We get up, and feel the tension already. Today we will finally enter the premises of the camp. First we meet a lovely volunteer couple, Ted & Jay, from England. We meet at a camper parking location near the ferries. We talk about Fortress Europe, the situation in the camp and the big shoe distribution. After our quick chat we follow their camper to a volunteer rendezvous point near the Jungle. We meet some other volunteers and after a while the shoe truck arrives. We quickly divide the shoes in to two separate trucks. Briefly we get clear instructions about distribution and what to do when shit hits the fan.
Once ready we get in the back of the van with all canvas sheets down. It feels like getting blindfolded. Trough some holes we can see the first camp signs. At that moment we are aware of hands trying to get into the truck to check out the cargo. The adrenaline is pumping! The truck stops, and we are allowed to get out from underneath the canvas sheets. Boom! There we are.

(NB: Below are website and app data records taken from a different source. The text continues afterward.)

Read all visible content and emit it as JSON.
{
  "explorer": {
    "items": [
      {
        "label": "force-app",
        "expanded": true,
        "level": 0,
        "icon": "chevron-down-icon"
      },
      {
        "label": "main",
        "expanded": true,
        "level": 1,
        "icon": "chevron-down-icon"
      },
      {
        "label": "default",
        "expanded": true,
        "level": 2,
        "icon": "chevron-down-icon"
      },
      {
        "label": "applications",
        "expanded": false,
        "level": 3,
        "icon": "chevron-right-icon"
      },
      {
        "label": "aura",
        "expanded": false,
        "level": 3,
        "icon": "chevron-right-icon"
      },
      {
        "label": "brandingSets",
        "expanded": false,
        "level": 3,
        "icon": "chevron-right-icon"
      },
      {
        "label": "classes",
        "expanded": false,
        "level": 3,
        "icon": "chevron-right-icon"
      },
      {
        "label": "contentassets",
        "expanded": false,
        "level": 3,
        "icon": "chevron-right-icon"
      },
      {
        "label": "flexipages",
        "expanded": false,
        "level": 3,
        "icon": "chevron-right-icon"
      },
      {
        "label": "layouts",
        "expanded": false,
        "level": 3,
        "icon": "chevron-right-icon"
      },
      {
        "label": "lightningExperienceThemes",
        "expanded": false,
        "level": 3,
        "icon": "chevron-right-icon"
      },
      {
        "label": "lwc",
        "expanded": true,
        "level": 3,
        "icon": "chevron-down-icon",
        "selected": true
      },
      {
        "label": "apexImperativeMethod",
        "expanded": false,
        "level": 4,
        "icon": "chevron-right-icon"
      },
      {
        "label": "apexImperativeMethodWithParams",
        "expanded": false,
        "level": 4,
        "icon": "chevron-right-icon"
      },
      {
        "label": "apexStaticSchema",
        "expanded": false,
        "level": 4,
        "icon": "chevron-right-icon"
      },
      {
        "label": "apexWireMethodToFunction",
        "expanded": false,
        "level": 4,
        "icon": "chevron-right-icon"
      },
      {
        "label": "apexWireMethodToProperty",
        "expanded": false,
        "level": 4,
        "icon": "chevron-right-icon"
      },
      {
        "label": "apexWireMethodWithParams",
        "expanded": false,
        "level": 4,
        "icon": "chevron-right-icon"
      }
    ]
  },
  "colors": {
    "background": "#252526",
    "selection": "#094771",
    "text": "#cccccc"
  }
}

People are gathering from all around, we smell burned plastic, we hear foreign languages but also music. It immediately feels like a third world country, only it’s not. Then it starts! ‘One line, one line!’ the volunteers keep shouting, in a friendly way. It’s important to be nice at all times. In no time the queue is longer than the eye can see. With four people we try to protect the truck, since not everyone is willing to wait. It’s a big hassle getting the right size and the right shoe for everyone. You feel the energy around the distribution go up and down. We try to keep calm and be nice and keep everything organised the best we can.
After five hours straight we are totally exhausted. We need to go home, but decide to quickly visit a part of the camp. We are invited in a small restaurant where two Syrians offer us to join their meal. It’s delicious and we try to make some proper contact. The two guys have been living around 2 and 3 weeks in the camp and they invite us to their tents later on. We finish our meal and walk a bit more. On the main street we meet two girls from Eritrea and once again we are being invited to their tents. The conditions are bad; sleeping on pallets, no warm clothing and not much food. We take notes and hope to be able to bring some stuff personally in the next days. We leave and see the two Syrians again heading off to the tents. With three other people we enter a small tent, suitable for one person. They want to know if Wendy is married, and try to propose to get a one way ticket to the Netherlands. They ask if they can join us to Amsterdam and at the same time we are offered a Snickers bar. We feel sad that we can’t really help these people. We take a 20 minute walk back to our van. Just as we leave, we notice a man making the same distance back to the camp, only with a broken leg. We decide to give him a ride back to the camp and a backpack filled with food and drinks.
Once back home it feels unreal! It takes time to get back into our own lives again. Later that night Samantha and I are discussing the best way to distribute. It’s gonna be a big challenge!